need to pay much attention, but if youíre going to walk
the dog, put a flame-tamer underneath the pan to keep it
from scorching. When the oatmeal is done, there will
probably be some liquid on top, and there may be a thin
layer of dried flour-skin. This will disappear when you stir
it. The oatmeal itself will be tender but still have a bit
in butter according to your conscience, toss in a small
handful of dried fruit (I use a mix of raisins, sour
cherries and cranberries), cover tightly and let stand off
heat for five minutes for the fruit to soften.
can doctor this base however you want. I like a mix of brown
and white sugar (brown for molasses, white for sweetness) or
maybe some maple syrup. Then some chopped toasted nuts ó
almonds or walnuts. Finally, I add just enough milk to make
the mixture creamy. If I have leftover steamed milk from the
morning coffee, I might use that. And if Iím feeling
splurge-y, nothing but half-and-half; thatís just how I
quicker-cooking rolled oats are great for granola. And when
Iím not eating real oatmeal (foolish consistency, etc.),
my breakfast is usually fruit, yogurt and granola from
Christine Mooreís excellent recipe in her new "Little
Flower" cookbook. I say "based on" because,
after following Mooreís script exactly the first time, Iíve
thrown in a few little changes, honoring the recipe in
structure if not in detail.
last month Iíve made this recipe at least once a week
(depending on how quickly we go through it). And I donít
think Iíve ever made it exactly the same way twice. I
change the mix of the nuts and dried fruit depending on what
appeals to me at the moment (and depending on what I have
left from other cooking ó this is a great way to clean out
all those odds and ends of nuts you probably have in your
with a bunch of fruit (lately Iíve been using persimmons
from our tree, spiked with a bit of lime juice), then add a
handful of granola and top with a good dollop of yogurt
sweetened with honey.
granola mix would make a terrific gift too, packaged in Ikea
storage jars. Be sure to include the recipe, because folks
will definitely want to fix it again.
after all, there are more holidays just around the corner.
time: 50 minutes, plus cooling time
Makes 16 cups
Adapted from Christine Mooreís "Little Flower:
Recipes From the Cafe."
light brown sugar
tablespoon vanilla extract
old-fashioned rolled oats
mixed chopped nuts (almonds, pecans, walnuts, pistachios,
hazelnuts and pumpkin seeds)
mixed chopped dried fruit (sour cherries, cranberries,
apples, pears, apricots, raisins, dates)
Heat the oven to 325 degrees. Line two jellyroll pans with
silicone mats or parchment.
a saucepan over medium-low heat, heat the oil, sugar, syrup
and salt until clear, stirring occasionally. Remove from the
heat and stir in the vanilla extract.
Place the rolled oats and the mixed nuts in a large mixing

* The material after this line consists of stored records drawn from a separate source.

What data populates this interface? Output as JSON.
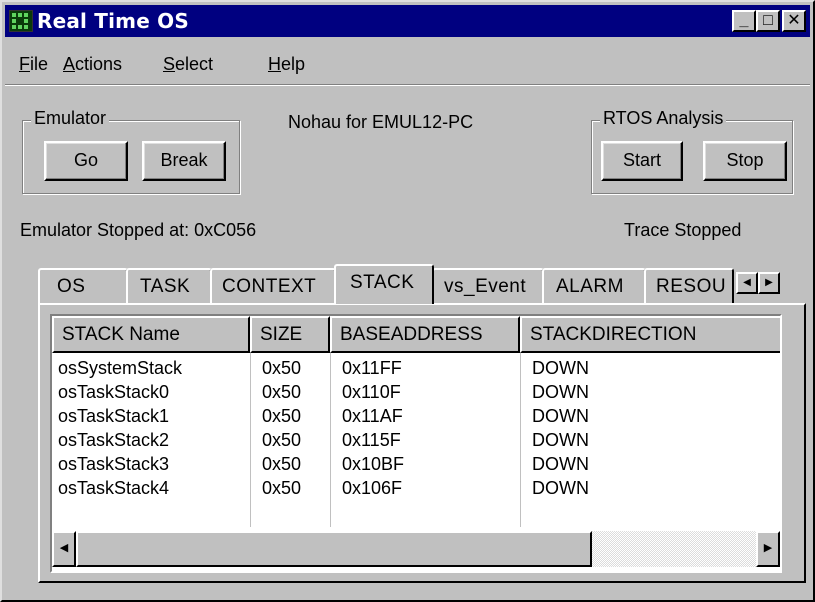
{
  "window": {
    "title": "Real Time OS",
    "controls": {
      "minimize": "_",
      "maximize": "□",
      "close": "✕"
    }
  },
  "menu": [
    {
      "mnemonic": "F",
      "rest": "ile"
    },
    {
      "mnemonic": "A",
      "rest": "ctions"
    },
    {
      "mnemonic": "S",
      "rest": "elect"
    },
    {
      "mnemonic": "H",
      "rest": "elp"
    }
  ],
  "emulator": {
    "label": "Emulator",
    "go": "Go",
    "break": "Break"
  },
  "target_text": "Nohau for EMUL12-PC",
  "rtos": {
    "label": "RTOS  Analysis",
    "start": "Start",
    "stop": "Stop"
  },
  "status": {
    "emulator": "Emulator Stopped at: 0xC056",
    "trace": "Trace Stopped"
  },
  "tabs": [
    "OS",
    "TASK",
    "CONTEXT",
    "STACK",
    "vs_Event",
    "ALARM",
    "RESOU"
  ],
  "active_tab": "STACK",
  "tab_scroll": {
    "left": "◀",
    "right": "▶"
  },
  "table": {
    "columns": [
      "STACK Name",
      "SIZE",
      "BASEADDRESS",
      "STACKDIRECTION"
    ],
    "rows": [
      [
        "osSystemStack",
        "0x50",
        "0x11FF",
        "DOWN"
      ],
      [
        "osTaskStack0",
        "0x50",
        "0x110F",
        "DOWN"
      ],
      [
        "osTaskStack1",
        "0x50",
        "0x11AF",
        "DOWN"
      ],
      [
        "osTaskStack2",
        "0x50",
        "0x115F",
        "DOWN"
      ],
      [
        "osTaskStack3",
        "0x50",
        "0x10BF",
        "DOWN"
      ],
      [
        "osTaskStack4",
        "0x50",
        "0x106F",
        "DOWN"
      ]
    ]
  },
  "hscroll": {
    "left": "◀",
    "right": "▶"
  },
  "colors": {
    "titlebar": "#000080",
    "face": "#c0c0c0",
    "list_bg": "#ffffff"
  }
}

bowl and pour the sugar mixture over. Stir with a spatula to
coat the oats and nuts evenly. Divide the mixture between
the lined jellyroll pans, patting with the back of a spatula

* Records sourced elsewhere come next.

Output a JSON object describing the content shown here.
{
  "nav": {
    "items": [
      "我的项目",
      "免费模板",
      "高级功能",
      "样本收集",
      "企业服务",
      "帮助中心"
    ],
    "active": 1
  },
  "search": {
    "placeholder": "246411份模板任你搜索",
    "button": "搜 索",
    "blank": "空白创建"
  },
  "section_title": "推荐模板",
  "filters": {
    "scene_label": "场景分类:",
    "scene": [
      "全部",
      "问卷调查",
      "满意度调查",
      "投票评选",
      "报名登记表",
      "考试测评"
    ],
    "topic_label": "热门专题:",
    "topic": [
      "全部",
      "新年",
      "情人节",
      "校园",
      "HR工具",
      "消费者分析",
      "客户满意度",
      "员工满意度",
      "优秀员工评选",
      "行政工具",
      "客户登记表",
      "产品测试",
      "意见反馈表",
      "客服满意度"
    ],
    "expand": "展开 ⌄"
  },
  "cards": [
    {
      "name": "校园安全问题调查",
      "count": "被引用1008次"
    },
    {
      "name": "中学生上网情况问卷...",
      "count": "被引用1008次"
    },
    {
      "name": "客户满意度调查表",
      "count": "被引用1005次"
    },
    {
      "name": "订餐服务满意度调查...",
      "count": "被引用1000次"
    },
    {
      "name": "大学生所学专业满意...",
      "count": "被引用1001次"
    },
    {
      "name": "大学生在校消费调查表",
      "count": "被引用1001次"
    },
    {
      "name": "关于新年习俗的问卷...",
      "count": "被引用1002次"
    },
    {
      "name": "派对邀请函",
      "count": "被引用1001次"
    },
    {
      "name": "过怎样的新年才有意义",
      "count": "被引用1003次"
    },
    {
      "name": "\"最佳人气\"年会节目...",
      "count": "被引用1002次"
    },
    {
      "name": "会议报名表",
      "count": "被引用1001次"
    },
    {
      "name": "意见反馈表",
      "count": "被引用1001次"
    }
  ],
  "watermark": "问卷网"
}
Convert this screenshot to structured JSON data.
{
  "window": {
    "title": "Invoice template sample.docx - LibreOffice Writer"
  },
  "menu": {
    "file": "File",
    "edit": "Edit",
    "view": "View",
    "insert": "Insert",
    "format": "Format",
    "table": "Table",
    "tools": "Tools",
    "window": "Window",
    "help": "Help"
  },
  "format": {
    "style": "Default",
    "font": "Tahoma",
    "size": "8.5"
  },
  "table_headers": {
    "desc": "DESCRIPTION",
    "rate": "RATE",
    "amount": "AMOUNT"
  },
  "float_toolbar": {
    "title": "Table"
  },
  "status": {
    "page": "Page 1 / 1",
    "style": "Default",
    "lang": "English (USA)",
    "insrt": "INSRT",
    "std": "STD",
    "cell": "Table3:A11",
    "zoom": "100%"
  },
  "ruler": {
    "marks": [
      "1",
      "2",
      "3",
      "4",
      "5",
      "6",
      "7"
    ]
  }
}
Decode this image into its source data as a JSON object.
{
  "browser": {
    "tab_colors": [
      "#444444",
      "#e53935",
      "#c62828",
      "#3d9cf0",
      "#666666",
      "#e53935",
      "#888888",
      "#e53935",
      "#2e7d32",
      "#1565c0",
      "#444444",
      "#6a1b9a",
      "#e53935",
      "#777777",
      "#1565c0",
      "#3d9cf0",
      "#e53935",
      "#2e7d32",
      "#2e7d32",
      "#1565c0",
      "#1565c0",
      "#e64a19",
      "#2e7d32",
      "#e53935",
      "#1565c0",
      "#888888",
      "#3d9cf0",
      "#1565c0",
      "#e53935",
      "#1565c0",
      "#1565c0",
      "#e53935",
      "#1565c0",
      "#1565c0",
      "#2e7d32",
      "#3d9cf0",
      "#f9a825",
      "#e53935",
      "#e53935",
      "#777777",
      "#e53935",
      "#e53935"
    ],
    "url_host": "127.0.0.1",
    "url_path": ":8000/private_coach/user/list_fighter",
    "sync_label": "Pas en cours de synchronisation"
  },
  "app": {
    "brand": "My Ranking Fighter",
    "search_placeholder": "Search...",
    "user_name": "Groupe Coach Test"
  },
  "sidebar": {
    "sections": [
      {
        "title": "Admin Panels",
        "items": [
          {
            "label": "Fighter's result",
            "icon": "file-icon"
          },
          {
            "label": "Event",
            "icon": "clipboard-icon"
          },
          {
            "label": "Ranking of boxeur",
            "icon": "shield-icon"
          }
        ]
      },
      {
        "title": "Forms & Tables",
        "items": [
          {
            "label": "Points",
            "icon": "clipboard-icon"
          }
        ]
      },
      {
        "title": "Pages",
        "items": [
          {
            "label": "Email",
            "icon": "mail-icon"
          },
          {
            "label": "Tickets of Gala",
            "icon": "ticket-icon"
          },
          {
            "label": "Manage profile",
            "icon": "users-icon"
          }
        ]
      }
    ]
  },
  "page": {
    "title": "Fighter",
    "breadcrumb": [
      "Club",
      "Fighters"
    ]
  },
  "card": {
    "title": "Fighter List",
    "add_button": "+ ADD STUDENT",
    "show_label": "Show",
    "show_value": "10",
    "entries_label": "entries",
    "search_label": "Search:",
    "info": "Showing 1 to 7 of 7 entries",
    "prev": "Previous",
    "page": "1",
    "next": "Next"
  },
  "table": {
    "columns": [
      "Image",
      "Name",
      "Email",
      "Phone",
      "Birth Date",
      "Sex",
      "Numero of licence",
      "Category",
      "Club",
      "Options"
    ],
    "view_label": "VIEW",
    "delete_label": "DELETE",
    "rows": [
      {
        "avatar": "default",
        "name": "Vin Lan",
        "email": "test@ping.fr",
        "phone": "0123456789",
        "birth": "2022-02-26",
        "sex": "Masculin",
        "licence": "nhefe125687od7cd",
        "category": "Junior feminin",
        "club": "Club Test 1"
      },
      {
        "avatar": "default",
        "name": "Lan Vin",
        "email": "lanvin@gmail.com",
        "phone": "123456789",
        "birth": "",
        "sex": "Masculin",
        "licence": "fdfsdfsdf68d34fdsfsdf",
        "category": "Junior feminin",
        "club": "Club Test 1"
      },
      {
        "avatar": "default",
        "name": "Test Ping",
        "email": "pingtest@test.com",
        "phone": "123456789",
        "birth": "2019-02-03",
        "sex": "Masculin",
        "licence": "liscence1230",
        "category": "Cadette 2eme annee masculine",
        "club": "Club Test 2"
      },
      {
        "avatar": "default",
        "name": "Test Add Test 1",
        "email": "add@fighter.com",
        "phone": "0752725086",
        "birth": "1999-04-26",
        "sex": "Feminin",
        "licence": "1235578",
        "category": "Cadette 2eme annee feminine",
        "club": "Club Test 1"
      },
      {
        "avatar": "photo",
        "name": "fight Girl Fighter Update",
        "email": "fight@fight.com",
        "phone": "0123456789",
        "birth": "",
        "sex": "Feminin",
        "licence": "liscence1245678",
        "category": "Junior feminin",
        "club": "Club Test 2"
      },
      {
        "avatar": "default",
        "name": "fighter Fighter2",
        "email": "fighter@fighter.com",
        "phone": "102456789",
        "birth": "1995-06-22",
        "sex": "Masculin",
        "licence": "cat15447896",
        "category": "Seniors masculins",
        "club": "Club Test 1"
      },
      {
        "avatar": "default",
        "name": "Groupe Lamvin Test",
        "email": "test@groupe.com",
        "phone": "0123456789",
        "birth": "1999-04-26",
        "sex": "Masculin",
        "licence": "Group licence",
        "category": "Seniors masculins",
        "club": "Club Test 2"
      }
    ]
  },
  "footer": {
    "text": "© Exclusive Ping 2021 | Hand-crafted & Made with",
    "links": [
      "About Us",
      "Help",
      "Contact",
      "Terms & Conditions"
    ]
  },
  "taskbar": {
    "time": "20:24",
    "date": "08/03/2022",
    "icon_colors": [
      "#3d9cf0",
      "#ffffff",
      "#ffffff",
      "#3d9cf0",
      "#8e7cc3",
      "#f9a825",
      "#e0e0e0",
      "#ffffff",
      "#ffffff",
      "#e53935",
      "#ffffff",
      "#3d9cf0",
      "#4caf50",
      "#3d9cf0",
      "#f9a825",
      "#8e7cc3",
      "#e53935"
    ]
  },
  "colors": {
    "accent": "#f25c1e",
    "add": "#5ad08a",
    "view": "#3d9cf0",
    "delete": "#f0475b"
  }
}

to make thin, even layers.
Bake until golden brown, about 30 minutes, rotating the
sheets and stirring halfway through.
Cool slightly before stirring in the dried fruit and
storing. The mixture will keep in a tightly covered

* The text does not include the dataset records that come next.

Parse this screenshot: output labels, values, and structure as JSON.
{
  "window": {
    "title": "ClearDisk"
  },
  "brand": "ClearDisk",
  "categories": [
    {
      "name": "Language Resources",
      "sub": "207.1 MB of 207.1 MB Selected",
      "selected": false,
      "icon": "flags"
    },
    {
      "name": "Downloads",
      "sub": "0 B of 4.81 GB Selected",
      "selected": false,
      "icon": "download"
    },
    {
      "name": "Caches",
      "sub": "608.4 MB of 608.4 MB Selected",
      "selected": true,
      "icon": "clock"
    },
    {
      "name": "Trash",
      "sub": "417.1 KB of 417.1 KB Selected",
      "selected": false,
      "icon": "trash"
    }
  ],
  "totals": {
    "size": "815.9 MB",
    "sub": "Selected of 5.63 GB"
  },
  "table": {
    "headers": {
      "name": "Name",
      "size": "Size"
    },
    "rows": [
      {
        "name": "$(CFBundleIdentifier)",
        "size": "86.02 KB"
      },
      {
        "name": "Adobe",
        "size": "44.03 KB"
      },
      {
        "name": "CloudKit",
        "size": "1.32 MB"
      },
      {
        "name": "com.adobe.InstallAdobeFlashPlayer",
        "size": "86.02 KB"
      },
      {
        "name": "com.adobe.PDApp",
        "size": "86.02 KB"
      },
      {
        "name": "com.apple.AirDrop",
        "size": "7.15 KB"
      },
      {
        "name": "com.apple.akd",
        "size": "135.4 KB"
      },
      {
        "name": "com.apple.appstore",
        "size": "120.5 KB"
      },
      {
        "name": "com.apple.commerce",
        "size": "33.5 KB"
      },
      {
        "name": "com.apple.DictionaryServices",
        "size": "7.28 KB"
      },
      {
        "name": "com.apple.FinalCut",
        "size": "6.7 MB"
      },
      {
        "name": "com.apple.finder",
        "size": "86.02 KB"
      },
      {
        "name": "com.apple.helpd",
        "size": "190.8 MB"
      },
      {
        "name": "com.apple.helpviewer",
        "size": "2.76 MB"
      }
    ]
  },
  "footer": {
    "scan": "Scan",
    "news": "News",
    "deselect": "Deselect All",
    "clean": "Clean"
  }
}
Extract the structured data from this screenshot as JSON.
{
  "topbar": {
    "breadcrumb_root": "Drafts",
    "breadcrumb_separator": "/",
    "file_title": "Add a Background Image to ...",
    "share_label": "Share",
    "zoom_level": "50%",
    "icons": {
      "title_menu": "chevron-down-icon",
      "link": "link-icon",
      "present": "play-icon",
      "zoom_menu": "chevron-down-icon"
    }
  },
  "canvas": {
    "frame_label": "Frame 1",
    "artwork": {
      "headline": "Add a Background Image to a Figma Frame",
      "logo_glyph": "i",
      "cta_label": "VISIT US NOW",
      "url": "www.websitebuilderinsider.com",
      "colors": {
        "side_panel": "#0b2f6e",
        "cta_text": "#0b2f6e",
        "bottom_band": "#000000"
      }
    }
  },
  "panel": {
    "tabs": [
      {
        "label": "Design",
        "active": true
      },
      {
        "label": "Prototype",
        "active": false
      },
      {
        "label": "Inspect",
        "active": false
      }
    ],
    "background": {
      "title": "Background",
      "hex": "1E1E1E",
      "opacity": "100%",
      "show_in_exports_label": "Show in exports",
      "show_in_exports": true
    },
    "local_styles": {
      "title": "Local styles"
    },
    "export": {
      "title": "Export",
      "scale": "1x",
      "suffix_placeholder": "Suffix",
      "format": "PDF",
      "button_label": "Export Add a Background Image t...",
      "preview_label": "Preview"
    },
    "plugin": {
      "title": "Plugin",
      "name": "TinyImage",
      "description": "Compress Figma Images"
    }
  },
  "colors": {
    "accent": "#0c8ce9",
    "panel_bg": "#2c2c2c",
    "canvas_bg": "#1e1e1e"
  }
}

container at room temperature for at least a week.
Ĺ cup serving: 238 calories; 4 grams protein; 31 grams
carbohydrates; 3 grams fiber; 12 grams fat; 2 grams
saturated fat; 0 cholesterol; 18 grams sugar; 67 mg sodium.